Turkey will be responsible for NATO’s rapid response unit within the next few years, NATO Secretary-General Jens Stoltenberg announced yesterday, according to Hurriyet Daily News.
The announcement was made at press conference Ankara, during Stoltenburg’s official visit to the country to discuss regional security issues with Turkish President Recep Tayyip Erdogan.
“I welcome the fact that … Turkey in a couple years will be responsible for VJTF, the so-called Very High Readiness Joint Task Force,” Stoltenberg said.
NATO created the VJTF in 2014 as a “spearhead force” within the NATO Response Forces against risks and threats that might arise in Russia, the Middle East and North Africa. The VJTF is comprised of a multinational 5,000-troop brigade with up to five battalions, supported by air, maritime and special forces units.
“Once fully operational, the VJTP will be supplemented by two additional brigades as a rapid-reinforcement capability in case of a major crisis,” the secretary-general added.
“If activated, the force will be available to move immediately, following the first warnings and indicators of potential threats before a crisis begins to act as a potential deterrent to further escalation,” he concluded.
The secretary-general’s visit to Turkey was prompted by US-led airstrikes last weekend targeting Syrian President Bashar Al-Assad’s regime. The strikes were welcomed by Turkey in the aftermath of a chemical attack on the town of Douma, believed to have been perpetrated by the Assad government.
“We welcome this operation which has eased humanity’s conscience in the face of the attack in Douma, largely suspected to have been carried out by the regime. Attacks with weapons of mass destruction, including chemical weapons, that indiscriminately targets civilians constitute crimes against humanity,” the Turkish foreign ministry said in a statement on Saturday.
However, tensions between Turkey and the US, allies in NATO, remain over the Trump administration’s continued support of Kurdish militias on the Syria border.
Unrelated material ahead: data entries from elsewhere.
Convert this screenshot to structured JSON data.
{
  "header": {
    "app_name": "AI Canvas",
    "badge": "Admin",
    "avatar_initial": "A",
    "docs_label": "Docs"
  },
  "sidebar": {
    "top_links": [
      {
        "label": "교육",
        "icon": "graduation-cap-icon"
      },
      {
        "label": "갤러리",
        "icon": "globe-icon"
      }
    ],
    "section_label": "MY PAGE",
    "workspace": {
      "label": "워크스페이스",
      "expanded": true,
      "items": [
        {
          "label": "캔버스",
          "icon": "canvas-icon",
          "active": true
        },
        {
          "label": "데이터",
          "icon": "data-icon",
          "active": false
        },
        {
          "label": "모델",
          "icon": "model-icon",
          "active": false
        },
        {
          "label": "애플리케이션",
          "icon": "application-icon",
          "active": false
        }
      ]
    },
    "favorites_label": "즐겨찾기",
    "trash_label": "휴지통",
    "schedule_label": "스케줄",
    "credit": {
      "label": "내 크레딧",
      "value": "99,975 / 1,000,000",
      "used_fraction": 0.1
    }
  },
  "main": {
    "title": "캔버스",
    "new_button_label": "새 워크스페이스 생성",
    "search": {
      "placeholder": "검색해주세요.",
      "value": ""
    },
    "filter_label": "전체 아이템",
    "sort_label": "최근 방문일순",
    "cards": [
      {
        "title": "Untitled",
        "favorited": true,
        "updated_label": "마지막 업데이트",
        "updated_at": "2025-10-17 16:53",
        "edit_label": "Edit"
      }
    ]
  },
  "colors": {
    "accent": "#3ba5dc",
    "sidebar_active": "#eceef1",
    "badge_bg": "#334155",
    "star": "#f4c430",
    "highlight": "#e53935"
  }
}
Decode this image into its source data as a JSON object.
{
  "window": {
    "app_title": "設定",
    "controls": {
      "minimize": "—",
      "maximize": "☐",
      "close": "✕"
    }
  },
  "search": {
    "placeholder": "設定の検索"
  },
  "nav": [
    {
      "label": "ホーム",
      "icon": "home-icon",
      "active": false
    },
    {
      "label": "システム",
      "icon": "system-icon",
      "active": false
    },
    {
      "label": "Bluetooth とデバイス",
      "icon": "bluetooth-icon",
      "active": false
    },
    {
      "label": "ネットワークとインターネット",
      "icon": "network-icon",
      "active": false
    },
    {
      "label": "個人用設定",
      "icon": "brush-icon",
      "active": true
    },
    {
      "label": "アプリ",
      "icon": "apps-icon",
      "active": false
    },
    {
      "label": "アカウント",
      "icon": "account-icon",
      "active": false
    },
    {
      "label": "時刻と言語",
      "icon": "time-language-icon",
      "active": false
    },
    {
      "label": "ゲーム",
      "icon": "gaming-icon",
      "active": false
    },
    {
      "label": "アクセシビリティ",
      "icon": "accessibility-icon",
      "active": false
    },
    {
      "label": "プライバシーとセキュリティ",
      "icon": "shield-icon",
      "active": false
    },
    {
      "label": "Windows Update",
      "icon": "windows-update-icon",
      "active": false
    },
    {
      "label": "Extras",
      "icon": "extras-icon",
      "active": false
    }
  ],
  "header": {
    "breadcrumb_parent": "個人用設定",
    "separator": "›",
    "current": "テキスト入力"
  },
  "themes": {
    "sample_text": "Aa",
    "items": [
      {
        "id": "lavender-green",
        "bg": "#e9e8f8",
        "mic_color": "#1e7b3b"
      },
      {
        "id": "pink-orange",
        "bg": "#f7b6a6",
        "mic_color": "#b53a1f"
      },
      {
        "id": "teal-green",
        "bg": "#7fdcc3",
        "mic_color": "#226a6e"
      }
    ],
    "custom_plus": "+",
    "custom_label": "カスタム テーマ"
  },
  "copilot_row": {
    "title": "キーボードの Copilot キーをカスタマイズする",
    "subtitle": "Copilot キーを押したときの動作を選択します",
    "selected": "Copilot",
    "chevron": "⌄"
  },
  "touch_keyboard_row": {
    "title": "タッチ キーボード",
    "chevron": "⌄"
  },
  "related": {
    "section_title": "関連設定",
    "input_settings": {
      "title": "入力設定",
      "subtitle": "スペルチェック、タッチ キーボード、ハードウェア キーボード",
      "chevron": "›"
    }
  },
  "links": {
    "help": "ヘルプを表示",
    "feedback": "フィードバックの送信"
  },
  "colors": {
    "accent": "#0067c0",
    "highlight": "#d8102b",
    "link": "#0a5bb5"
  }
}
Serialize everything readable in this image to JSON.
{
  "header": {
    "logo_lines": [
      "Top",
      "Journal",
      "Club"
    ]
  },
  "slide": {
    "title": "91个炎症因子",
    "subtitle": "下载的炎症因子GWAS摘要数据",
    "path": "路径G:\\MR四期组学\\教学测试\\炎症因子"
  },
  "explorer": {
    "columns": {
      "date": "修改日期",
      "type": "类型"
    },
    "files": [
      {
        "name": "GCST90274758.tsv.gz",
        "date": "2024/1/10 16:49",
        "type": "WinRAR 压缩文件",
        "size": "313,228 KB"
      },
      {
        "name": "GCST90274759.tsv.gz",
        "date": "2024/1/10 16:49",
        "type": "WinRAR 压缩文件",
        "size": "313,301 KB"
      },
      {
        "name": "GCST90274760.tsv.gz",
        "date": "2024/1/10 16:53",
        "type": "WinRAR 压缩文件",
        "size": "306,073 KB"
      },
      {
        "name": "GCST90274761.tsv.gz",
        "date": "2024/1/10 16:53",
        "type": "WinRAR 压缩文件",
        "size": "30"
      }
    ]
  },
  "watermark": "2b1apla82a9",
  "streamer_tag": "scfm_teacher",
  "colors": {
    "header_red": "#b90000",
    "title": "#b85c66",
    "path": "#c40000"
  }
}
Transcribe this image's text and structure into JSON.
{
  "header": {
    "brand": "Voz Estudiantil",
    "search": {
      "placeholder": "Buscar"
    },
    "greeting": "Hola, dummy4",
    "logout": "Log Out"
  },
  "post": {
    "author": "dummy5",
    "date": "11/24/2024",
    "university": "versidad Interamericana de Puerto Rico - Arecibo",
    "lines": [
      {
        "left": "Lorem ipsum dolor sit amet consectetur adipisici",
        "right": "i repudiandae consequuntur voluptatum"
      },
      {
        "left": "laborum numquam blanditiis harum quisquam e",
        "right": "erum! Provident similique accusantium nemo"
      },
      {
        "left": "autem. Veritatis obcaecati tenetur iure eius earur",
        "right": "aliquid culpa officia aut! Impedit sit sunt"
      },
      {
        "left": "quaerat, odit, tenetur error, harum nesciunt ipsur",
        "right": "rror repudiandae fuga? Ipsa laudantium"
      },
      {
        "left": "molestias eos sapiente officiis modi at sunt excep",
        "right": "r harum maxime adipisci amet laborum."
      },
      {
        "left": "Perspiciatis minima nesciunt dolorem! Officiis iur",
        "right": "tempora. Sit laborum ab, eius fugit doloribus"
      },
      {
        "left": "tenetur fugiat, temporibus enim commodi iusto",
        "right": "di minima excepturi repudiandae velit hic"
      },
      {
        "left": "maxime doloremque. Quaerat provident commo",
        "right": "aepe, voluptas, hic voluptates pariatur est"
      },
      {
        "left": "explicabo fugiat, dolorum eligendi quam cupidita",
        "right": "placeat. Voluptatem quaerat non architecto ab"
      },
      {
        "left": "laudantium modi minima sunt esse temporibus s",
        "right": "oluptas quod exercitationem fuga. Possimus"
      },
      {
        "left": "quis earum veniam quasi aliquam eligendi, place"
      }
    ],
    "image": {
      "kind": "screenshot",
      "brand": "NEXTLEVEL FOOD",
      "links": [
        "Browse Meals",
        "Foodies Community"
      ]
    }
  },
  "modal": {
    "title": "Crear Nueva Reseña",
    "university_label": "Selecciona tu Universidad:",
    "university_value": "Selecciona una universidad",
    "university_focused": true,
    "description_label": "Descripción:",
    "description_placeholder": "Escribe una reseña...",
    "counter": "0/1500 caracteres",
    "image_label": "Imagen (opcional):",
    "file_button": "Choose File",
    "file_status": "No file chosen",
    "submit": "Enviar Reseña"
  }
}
Washington has backed the Syrian Kurdish YPG group in the fight against Daesh. Turkey considers the YPG a terrorist group and in January launched a military operation in northern Syria’s Afrin region to drive out militants.
Last week, the presidential spokesman Ibrahim Kalin criticised the US for its mixed messages.
“The president of the United States says ‘We’re going to get out of Syria very soon’ and then others say, ‘No, we are staying’,” Kalin said, referring to recent comments from US officials. “Obviously it does create a lot of confusion on the ground, as well as for us. We would like to see some clarity, for them to decide what is the next step, what is the ultimate goal there.”